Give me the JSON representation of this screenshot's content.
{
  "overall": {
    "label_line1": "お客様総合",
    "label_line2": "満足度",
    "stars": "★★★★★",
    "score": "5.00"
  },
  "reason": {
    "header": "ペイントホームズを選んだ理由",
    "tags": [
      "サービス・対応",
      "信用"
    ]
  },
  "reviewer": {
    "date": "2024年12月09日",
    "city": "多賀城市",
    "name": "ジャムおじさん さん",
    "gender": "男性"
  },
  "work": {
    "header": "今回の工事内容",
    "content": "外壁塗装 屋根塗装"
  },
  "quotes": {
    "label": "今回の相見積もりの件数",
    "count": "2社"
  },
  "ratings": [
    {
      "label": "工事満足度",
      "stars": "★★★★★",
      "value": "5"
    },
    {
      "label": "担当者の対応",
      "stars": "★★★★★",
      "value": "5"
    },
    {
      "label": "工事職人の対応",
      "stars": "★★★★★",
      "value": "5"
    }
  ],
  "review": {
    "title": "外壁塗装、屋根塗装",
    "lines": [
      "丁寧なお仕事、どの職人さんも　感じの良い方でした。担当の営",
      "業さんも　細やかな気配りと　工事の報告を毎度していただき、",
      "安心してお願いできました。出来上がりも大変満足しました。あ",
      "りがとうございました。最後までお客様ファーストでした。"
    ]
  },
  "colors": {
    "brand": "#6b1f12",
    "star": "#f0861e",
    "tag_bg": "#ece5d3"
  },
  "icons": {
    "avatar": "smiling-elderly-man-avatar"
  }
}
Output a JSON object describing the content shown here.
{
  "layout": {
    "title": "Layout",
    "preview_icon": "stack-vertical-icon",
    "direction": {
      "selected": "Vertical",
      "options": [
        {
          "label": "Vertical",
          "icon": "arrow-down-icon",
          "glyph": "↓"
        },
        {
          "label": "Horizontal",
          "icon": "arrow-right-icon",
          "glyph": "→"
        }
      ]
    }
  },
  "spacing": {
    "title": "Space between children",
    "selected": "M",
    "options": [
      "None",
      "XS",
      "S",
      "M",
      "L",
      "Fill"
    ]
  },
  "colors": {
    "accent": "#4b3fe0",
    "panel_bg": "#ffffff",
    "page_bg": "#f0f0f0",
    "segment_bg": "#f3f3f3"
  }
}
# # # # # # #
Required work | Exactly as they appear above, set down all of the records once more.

Response to the exercise |
Give me the JSON representation of this screenshot's content.
{
  "overall": {
    "label_line1": "お客様総合",
    "label_line2": "満足度",
    "stars": "★★★★★",
    "score": "5.00"
  },
  "reason": {
    "header": "ペイントホームズを選んだ理由",
    "tags": [
      "サービス・対応",
      "信用"
    ]
  },
  "reviewer": {
    "date": "2024年12月09日",
    "city": "多賀城市",
    "name": "ジャムおじさん さん",
    "gender": "男性"
  },
  "work": {
    "header": "今回の工事内容",
    "content": "外壁塗装 屋根塗装"
  },
  "quotes": {
    "label": "今回の相見積もりの件数",
    "count": "2社"
  },
  "ratings": [
    {
      "label": "工事満足度",
      "stars": "★★★★★",
      "value": "5"
    },
    {
      "label": "担当者の対応",
      "stars": "★★★★★",
      "value": "5"
    },
    {
      "label": "工事職人の対応",
      "stars": "★★★★★",
      "value": "5"
    }
  ],
  "review": {
    "title": "外壁塗装、屋根塗装",
    "lines": [
      "丁寧なお仕事、どの職人さんも　感じの良い方でした。担当の営",
      "業さんも　細やかな気配りと　工事の報告を毎度していただき、",
      "安心してお願いできました。出来上がりも大変満足しました。あ",
      "りがとうございました。最後までお客様ファーストでした。"
    ]
  },
  "colors": {
    "brand": "#6b1f12",
    "star": "#f0861e",
    "tag_bg": "#ece5d3"
  },
  "icons": {
    "avatar": "smiling-elderly-man-avatar"
  }
}
Output a JSON object describing the content shown here.
{
  "layout": {
    "title": "Layout",
    "preview_icon": "stack-vertical-icon",
    "direction": {
      "selected": "Vertical",
      "options": [
        {
          "label": "Vertical",
          "icon": "arrow-down-icon",
          "glyph": "↓"
        },
        {
          "label": "Horizontal",
          "icon": "arrow-right-icon",
          "glyph": "→"
        }
      ]
    }
  },
  "spacing": {
    "title": "Space between children",
    "selected": "M",
    "options": [
      "None",
      "XS",
      "S",
      "M",
      "L",
      "Fill"
    ]
  },
  "colors": {
    "accent": "#4b3fe0",
    "panel_bg": "#ffffff",
    "page_bg": "#f0f0f0",
    "segment_bg": "#f3f3f3"
  }
}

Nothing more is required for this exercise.